Two US lawmakers who handle intelligence issues said Sunday that President Barack Obama was wrong to accept a peaceful nuclear program with Iran that would include enrichment privileges.
“I think the administration has to push for ... a peaceful program without enrichment. I wouldn’t begin the process by conceding anything on enrichment,” Rep. Adam Schiff (D-Calif.) said on CNN’s “State of the Union” show. Schiff serves on the House Select Intelligence Committee.
House Homeland Security Chairman Mike McCaul (R-Texas) agreed with Schiff.
“I happen to agree with my colleague. If we can have a civilian program without nuclear enrichment, then fine. That’s the goal we both share on both sides of the aisle,” McCaul said on the program.
The statements are at odds from what President Obama described on Saturday at Brookings Institution’s Saban Forum.
"We can envision a comprehensive agreement that involves extraordinary constraints and verification mechanisms and intrusive inspections but that permits Iran to have a peaceful nuclear program," Obama said.
Reps. Schiff and McCaul join a group of congressmen on both sides of the aisle who support a harder line than Obama has been exhibiting, with regard to Iran's nuclear program. Congress may decide to stiffen sanctions against Iran, despite Obama's strong objection to such a move.

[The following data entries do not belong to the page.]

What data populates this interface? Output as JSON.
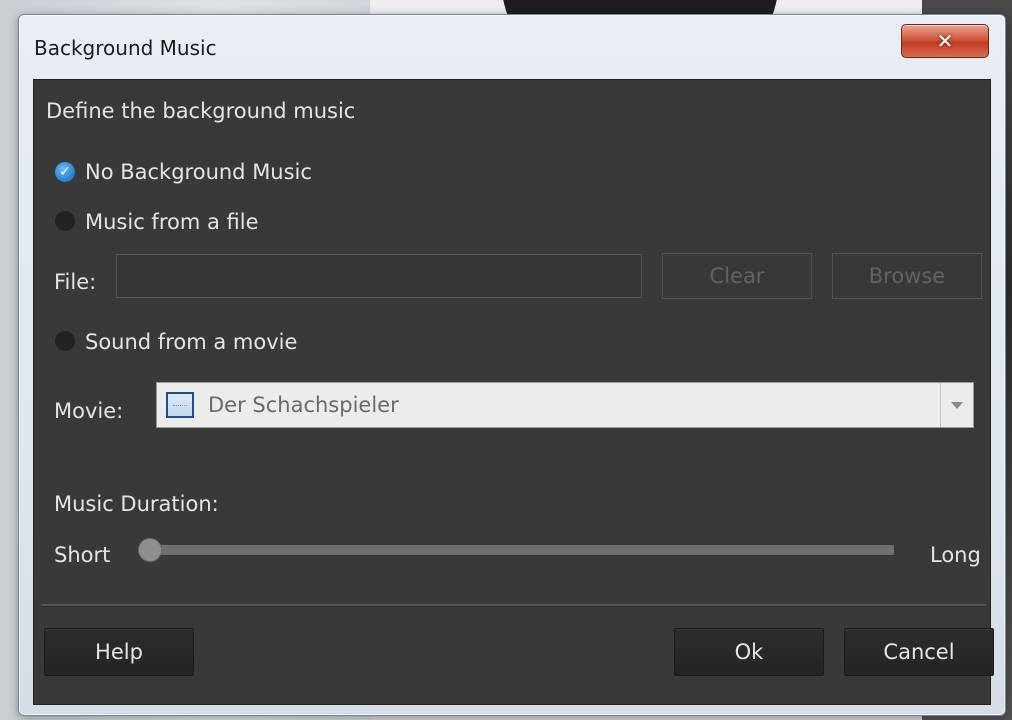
{
  "window": {
    "title": "Background Music"
  },
  "description": "Define the background music",
  "options": {
    "no_music": "No Background Music",
    "music_file": "Music from a file",
    "movie_sound": "Sound from a movie",
    "selected": "no_music"
  },
  "file": {
    "label": "File:",
    "value": "",
    "clear_label": "Clear",
    "browse_label": "Browse"
  },
  "movie": {
    "label": "Movie:",
    "selected": "Der Schachspieler"
  },
  "duration": {
    "label": "Music Duration:",
    "min_label": "Short",
    "max_label": "Long",
    "value": 0
  },
  "buttons": {
    "help": "Help",
    "ok": "Ok",
    "cancel": "Cancel"
  },
  "colors": {
    "panel_bg": "#393939",
    "radio_checked": "#2a86d9",
    "close_button": "#c8452a"
  }
}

A final deal with no enrichment would not be realistic, Obama said at the Saban Forum, and would only happen in an “ideal world.”